◆ Work instructions ◆
If a record holds a picture, omit the picture, but copy everything else below exactly.

____

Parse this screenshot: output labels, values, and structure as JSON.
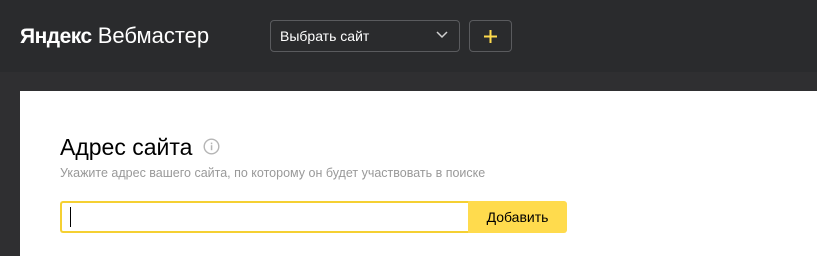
{
  "header": {
    "brand": "Яндекс",
    "product": "Вебмастер",
    "site_select": {
      "value": "Выбрать сайт",
      "icon": "chevron-down-icon"
    },
    "add_site_icon": "plus-icon"
  },
  "main": {
    "title": "Адрес сайта",
    "info_icon": "info-icon",
    "hint": "Укажите адрес вашего сайта, по которому он будет участвовать в поиске",
    "address_input": {
      "value": "",
      "placeholder": ""
    },
    "add_button_label": "Добавить"
  },
  "colors": {
    "topbar": "#2a2b2d",
    "accent_yellow": "#ffdb4d",
    "input_border": "#f5d032",
    "hint_text": "#999999"
  }
}
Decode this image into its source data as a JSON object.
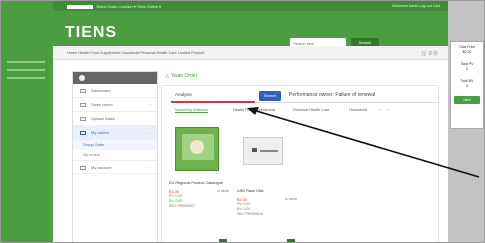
{
  "window": {
    "top_left_links": "Select Order Location ▾   Tiens Online ▾",
    "top_right_links": "Welcome back!   Log out   Cart"
  },
  "header": {
    "logo": "TIENS",
    "search_placeholder": "Search item",
    "search_button": "Search"
  },
  "breadcrumb": {
    "items": "Home   Health Food Supplement   Household   Personal Health Care   Limited Product",
    "cart_label": "🛒 0  Ⓡ"
  },
  "sidebar": {
    "items": [
      {
        "label": "Dashboard"
      },
      {
        "label": "Sales report"
      },
      {
        "label": "Upload Sales"
      },
      {
        "label": "My orders"
      },
      {
        "label": "My account"
      }
    ],
    "sub_items": [
      {
        "label": "Group Order"
      },
      {
        "label": "My orders"
      }
    ]
  },
  "main": {
    "title": "Team Order",
    "tabs": {
      "analysis": "Analysis",
      "button": "Search",
      "performance": "Performance owner: Failure of renewal"
    },
    "categories": [
      "Marketing Materials",
      "Health Food Supplement",
      "Personal Health Care",
      "Household"
    ],
    "products": [
      {
        "name": "EU Regional Product Catalogue",
        "price": "€3.00",
        "qty": "In stock",
        "pv": "PV: 0.00",
        "bv": "BV: 0.00",
        "sku": "SKU: PR0000007"
      },
      {
        "name": "USB Flash Disk",
        "price": "€5.00",
        "qty": "In stock",
        "pv": "PV: 0.00",
        "bv": "BV: 0.00",
        "sku": "SKU: PR0000035"
      }
    ]
  },
  "right_panel": {
    "total_price_label": "Total Price",
    "total_price": "€0.00",
    "total_pv_label": "Total PV",
    "total_pv": "0",
    "total_bv_label": "Total BV",
    "total_bv": "0",
    "next_button": "Next"
  },
  "colors": {
    "brand_green": "#4b9e3f",
    "accent_blue": "#2f5fbf",
    "price_red": "#d33"
  }
}
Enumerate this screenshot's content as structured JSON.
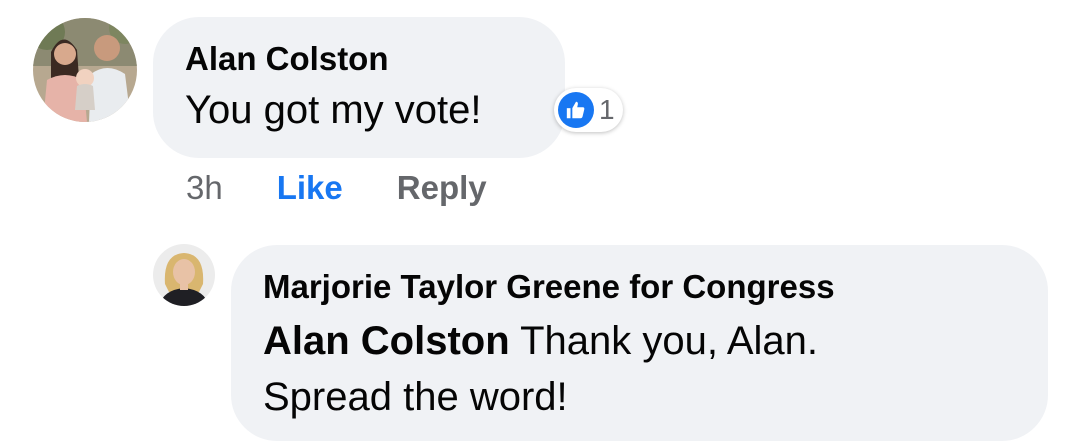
{
  "comment": {
    "author": "Alan Colston",
    "text": "You got my vote!",
    "reaction": {
      "icon": "thumbs-up-icon",
      "count": "1",
      "color": "#1877f2"
    },
    "actions": {
      "time": "3h",
      "like_label": "Like",
      "reply_label": "Reply"
    }
  },
  "reply": {
    "author": "Marjorie Taylor Greene for Congress",
    "mention": "Alan Colston",
    "text_line1": " Thank you, Alan.",
    "text_line2": "Spread the word!"
  },
  "colors": {
    "bubble_bg": "#f0f2f5",
    "link_blue": "#1877f2",
    "muted_text": "#65676b",
    "primary_text": "#050505"
  }
}
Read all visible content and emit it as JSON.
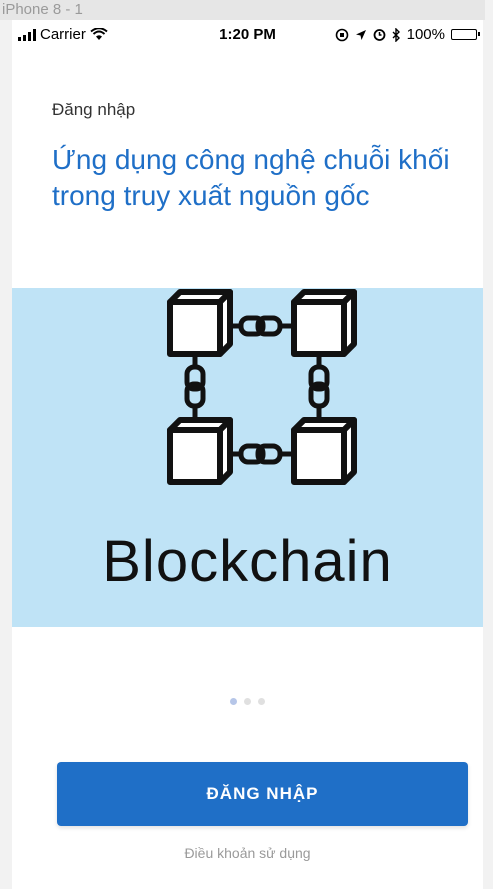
{
  "frame_label": "iPhone 8 - 1",
  "status_bar": {
    "carrier": "Carrier",
    "time": "1:20 PM",
    "battery": "100%"
  },
  "subtitle": "Đăng nhập",
  "headline": "Ứng dụng công nghệ chuỗi khối trong truy xuất nguồn gốc",
  "banner": {
    "word": "Blockchain",
    "background": "#bfe3f6"
  },
  "pager": {
    "count": 3,
    "active": 0
  },
  "login_button": "ĐĂNG NHẬP",
  "terms_link": "Điều khoản sử dụng",
  "colors": {
    "primary": "#1f6fc7"
  }
}
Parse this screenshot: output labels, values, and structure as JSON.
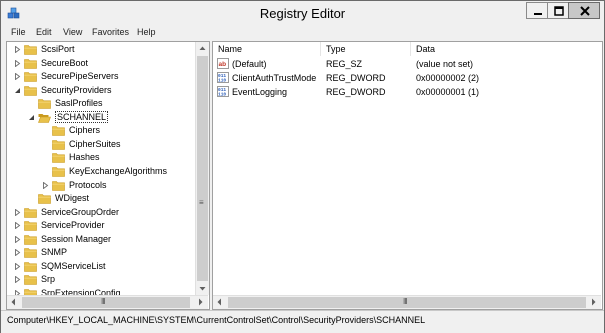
{
  "window": {
    "title": "Registry Editor"
  },
  "menu": [
    "File",
    "Edit",
    "View",
    "Favorites",
    "Help"
  ],
  "tree": {
    "items": [
      {
        "label": "ScsiPort",
        "level": 0,
        "expander": "collapsed"
      },
      {
        "label": "SecureBoot",
        "level": 0,
        "expander": "collapsed"
      },
      {
        "label": "SecurePipeServers",
        "level": 0,
        "expander": "collapsed"
      },
      {
        "label": "SecurityProviders",
        "level": 0,
        "expander": "expanded"
      },
      {
        "label": "SaslProfiles",
        "level": 1,
        "expander": "none"
      },
      {
        "label": "SCHANNEL",
        "level": 1,
        "expander": "expanded",
        "selected": true,
        "open": true
      },
      {
        "label": "Ciphers",
        "level": 2,
        "expander": "none"
      },
      {
        "label": "CipherSuites",
        "level": 2,
        "expander": "none"
      },
      {
        "label": "Hashes",
        "level": 2,
        "expander": "none"
      },
      {
        "label": "KeyExchangeAlgorithms",
        "level": 2,
        "expander": "none"
      },
      {
        "label": "Protocols",
        "level": 2,
        "expander": "collapsed"
      },
      {
        "label": "WDigest",
        "level": 1,
        "expander": "none"
      },
      {
        "label": "ServiceGroupOrder",
        "level": 0,
        "expander": "collapsed"
      },
      {
        "label": "ServiceProvider",
        "level": 0,
        "expander": "collapsed"
      },
      {
        "label": "Session Manager",
        "level": 0,
        "expander": "collapsed"
      },
      {
        "label": "SNMP",
        "level": 0,
        "expander": "collapsed"
      },
      {
        "label": "SQMServiceList",
        "level": 0,
        "expander": "collapsed"
      },
      {
        "label": "Srp",
        "level": 0,
        "expander": "collapsed"
      },
      {
        "label": "SrpExtensionConfig",
        "level": 0,
        "expander": "collapsed"
      }
    ]
  },
  "list": {
    "columns": [
      "Name",
      "Type",
      "Data"
    ],
    "rows": [
      {
        "name": "(Default)",
        "type": "REG_SZ",
        "data": "(value not set)",
        "icon": "string-value-icon"
      },
      {
        "name": "ClientAuthTrustMode",
        "type": "REG_DWORD",
        "data": "0x00000002 (2)",
        "icon": "binary-value-icon"
      },
      {
        "name": "EventLogging",
        "type": "REG_DWORD",
        "data": "0x00000001 (1)",
        "icon": "binary-value-icon"
      }
    ]
  },
  "status": {
    "path": "Computer\\HKEY_LOCAL_MACHINE\\SYSTEM\\CurrentControlSet\\Control\\SecurityProviders\\SCHANNEL"
  },
  "colors": {
    "folder": "#e8c14a",
    "folderDark": "#c99a1e",
    "stringIcon": "#c0392b",
    "binaryIcon": "#2b5cb8"
  }
}
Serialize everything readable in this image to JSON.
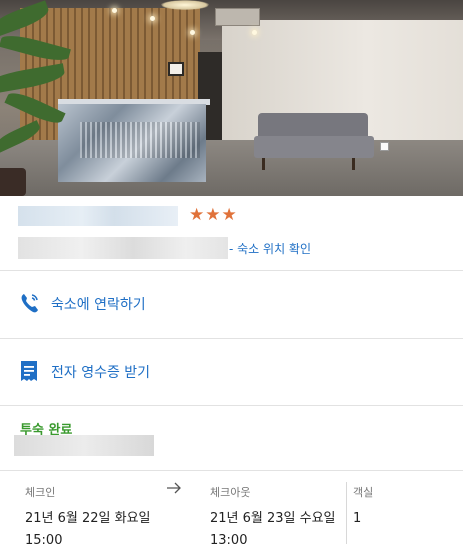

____

◆ Final answer ◆
Parse this screenshot: output labels, values, and structure as JSON.
{
  "header": {
    "brand": "Яндекс",
    "product": "Вебмастер",
    "site_select": {
      "value": "Выбрать сайт",
      "icon": "chevron-down-icon"
    },
    "add_site_icon": "plus-icon"
  },
  "main": {
    "title": "Адрес сайта",
    "info_icon": "info-icon",
    "hint": "Укажите адрес вашего сайта, по которому он будет участвовать в поиске",
    "address_input": {
      "value": "",
      "placeholder": ""
    },
    "add_button_label": "Добавить"
  },
  "colors": {
    "topbar": "#2a2b2d",
    "accent_yellow": "#ffdb4d",
    "input_border": "#f5d032",
    "hint_text": "#999999"
  }
}
Decode this image into its source data as a JSON object.
{
  "window": {
    "top_left_links": "Select Order Location ▾   Tiens Online ▾",
    "top_right_links": "Welcome back!   Log out   Cart"
  },
  "header": {
    "logo": "TIENS",
    "search_placeholder": "Search item",
    "search_button": "Search"
  },
  "breadcrumb": {
    "items": "Home   Health Food Supplement   Household   Personal Health Care   Limited Product",
    "cart_label": "🛒 0  Ⓡ"
  },
  "sidebar": {
    "items": [
      {
        "label": "Dashboard"
      },
      {
        "label": "Sales report"
      },
      {
        "label": "Upload Sales"
      },
      {
        "label": "My orders"
      },
      {
        "label": "My account"
      }
    ],
    "sub_items": [
      {
        "label": "Group Order"
      },
      {
        "label": "My orders"
      }
    ]
  },
  "main": {
    "title": "Team Order",
    "tabs": {
      "analysis": "Analysis",
      "button": "Search",
      "performance": "Performance owner: Failure of renewal"
    },
    "categories": [
      "Marketing Materials",
      "Health Food Supplement",
      "Personal Health Care",
      "Household"
    ],
    "products": [
      {
        "name": "EU Regional Product Catalogue",
        "price": "€3.00",
        "qty": "In stock",
        "pv": "PV: 0.00",
        "bv": "BV: 0.00",
        "sku": "SKU: PR0000007"
      },
      {
        "name": "USB Flash Disk",
        "price": "€5.00",
        "qty": "In stock",
        "pv": "PV: 0.00",
        "bv": "BV: 0.00",
        "sku": "SKU: PR0000035"
      }
    ]
  },
  "right_panel": {
    "total_price_label": "Total Price",
    "total_price": "€0.00",
    "total_pv_label": "Total PV",
    "total_pv": "0",
    "total_bv_label": "Total BV",
    "total_bv": "0",
    "next_button": "Next"
  },
  "colors": {
    "brand_green": "#4b9e3f",
    "accent_blue": "#2f5fbf",
    "price_red": "#d33"
  }
}
Enumerate this screenshot's content as structured JSON.
{
  "comment": {
    "author": "Alan Colston",
    "text": "You got my vote!",
    "reaction": {
      "icon": "thumbs-up-icon",
      "count": "1",
      "color": "#1877f2"
    },
    "actions": {
      "time": "3h",
      "like_label": "Like",
      "reply_label": "Reply"
    }
  },
  "reply": {
    "author": "Marjorie Taylor Greene for Congress",
    "mention": "Alan Colston",
    "text_line1": " Thank you, Alan.",
    "text_line2": "Spread the word!"
  },
  "colors": {
    "bubble_bg": "#f0f2f5",
    "link_blue": "#1877f2",
    "muted_text": "#65676b",
    "primary_text": "#050505"
  }
}
Read all visible content and emit it as JSON.
{
  "frame_label": "iPhone 8 - 1",
  "status_bar": {
    "carrier": "Carrier",
    "time": "1:20 PM",
    "battery": "100%"
  },
  "subtitle": "Đăng nhập",
  "headline": "Ứng dụng công nghệ chuỗi khối trong truy xuất nguồn gốc",
  "banner": {
    "word": "Blockchain",
    "background": "#bfe3f6"
  },
  "pager": {
    "count": 3,
    "active": 0
  },
  "login_button": "ĐĂNG NHẬP",
  "terms_link": "Điều khoản sử dụng",
  "colors": {
    "primary": "#1f6fc7"
  }
}
Parse this screenshot: output labels, values, and structure as JSON.
{
  "window": {
    "title": "Registry Editor"
  },
  "menu": [
    "File",
    "Edit",
    "View",
    "Favorites",
    "Help"
  ],
  "tree": {
    "items": [
      {
        "label": "ScsiPort",
        "level": 0,
        "expander": "collapsed"
      },
      {
        "label": "SecureBoot",
        "level": 0,
        "expander": "collapsed"
      },
      {
        "label": "SecurePipeServers",
        "level": 0,
        "expander": "collapsed"
      },
      {
        "label": "SecurityProviders",
        "level": 0,
        "expander": "expanded"
      },
      {
        "label": "SaslProfiles",
        "level": 1,
        "expander": "none"
      },
      {
        "label": "SCHANNEL",
        "level": 1,
        "expander": "expanded",
        "selected": true,
        "open": true
      },
      {
        "label": "Ciphers",
        "level": 2,
        "expander": "none"
      },
      {
        "label": "CipherSuites",
        "level": 2,
        "expander": "none"
      },
      {
        "label": "Hashes",
        "level": 2,
        "expander": "none"
      },
      {
        "label": "KeyExchangeAlgorithms",
        "level": 2,
        "expander": "none"
      },
      {
        "label": "Protocols",
        "level": 2,
        "expander": "collapsed"
      },
      {
        "label": "WDigest",
        "level": 1,
        "expander": "none"
      },
      {
        "label": "ServiceGroupOrder",
        "level": 0,
        "expander": "collapsed"
      },
      {
        "label": "ServiceProvider",
        "level": 0,
        "expander": "collapsed"
      },
      {
        "label": "Session Manager",
        "level": 0,
        "expander": "collapsed"
      },
      {
        "label": "SNMP",
        "level": 0,
        "expander": "collapsed"
      },
      {
        "label": "SQMServiceList",
        "level": 0,
        "expander": "collapsed"
      },
      {
        "label": "Srp",
        "level": 0,
        "expander": "collapsed"
      },
      {
        "label": "SrpExtensionConfig",
        "level": 0,
        "expander": "collapsed"
      }
    ]
  },
  "list": {
    "columns": [
      "Name",
      "Type",
      "Data"
    ],
    "rows": [
      {
        "name": "(Default)",
        "type": "REG_SZ",
        "data": "(value not set)",
        "icon": "string-value-icon"
      },
      {
        "name": "ClientAuthTrustMode",
        "type": "REG_DWORD",
        "data": "0x00000002 (2)",
        "icon": "binary-value-icon"
      },
      {
        "name": "EventLogging",
        "type": "REG_DWORD",
        "data": "0x00000001 (1)",
        "icon": "binary-value-icon"
      }
    ]
  },
  "status": {
    "path": "Computer\\HKEY_LOCAL_MACHINE\\SYSTEM\\CurrentControlSet\\Control\\SecurityProviders\\SCHANNEL"
  },
  "colors": {
    "folder": "#e8c14a",
    "folderDark": "#c99a1e",
    "stringIcon": "#c0392b",
    "binaryIcon": "#2b5cb8"
  }
}
Serialize everything readable in this image to JSON.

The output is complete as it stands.